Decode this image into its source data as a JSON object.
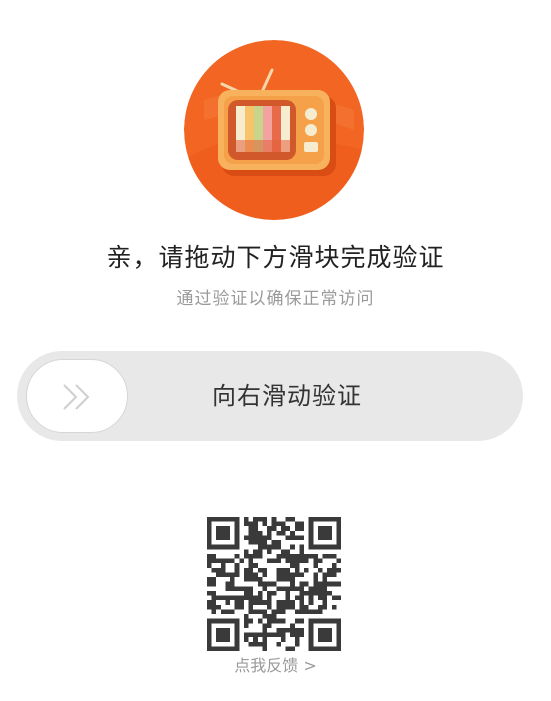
{
  "logo": {
    "icon": "tv-icon",
    "accent": "#f26522"
  },
  "header": {
    "title": "亲，请拖动下方滑块完成验证",
    "subtitle": "通过验证以确保正常访问"
  },
  "slider": {
    "label": "向右滑动验证",
    "handle_icon": "double-chevron-right-icon",
    "progress": 0,
    "track_color": "#e8e8e8"
  },
  "qr": {
    "icon": "qr-code-icon"
  },
  "feedback": {
    "label": "点我反馈 >"
  }
}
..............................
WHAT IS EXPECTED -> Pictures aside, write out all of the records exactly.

EXERCISE RESULT ->
Decode this image into its source data as a JSON object.
{
  "logo": {
    "icon": "tv-icon",
    "accent": "#f26522"
  },
  "header": {
    "title": "亲，请拖动下方滑块完成验证",
    "subtitle": "通过验证以确保正常访问"
  },
  "slider": {
    "label": "向右滑动验证",
    "handle_icon": "double-chevron-right-icon",
    "progress": 0,
    "track_color": "#e8e8e8"
  },
  "qr": {
    "icon": "qr-code-icon"
  },
  "feedback": {
    "label": "点我反馈 >"
  }
}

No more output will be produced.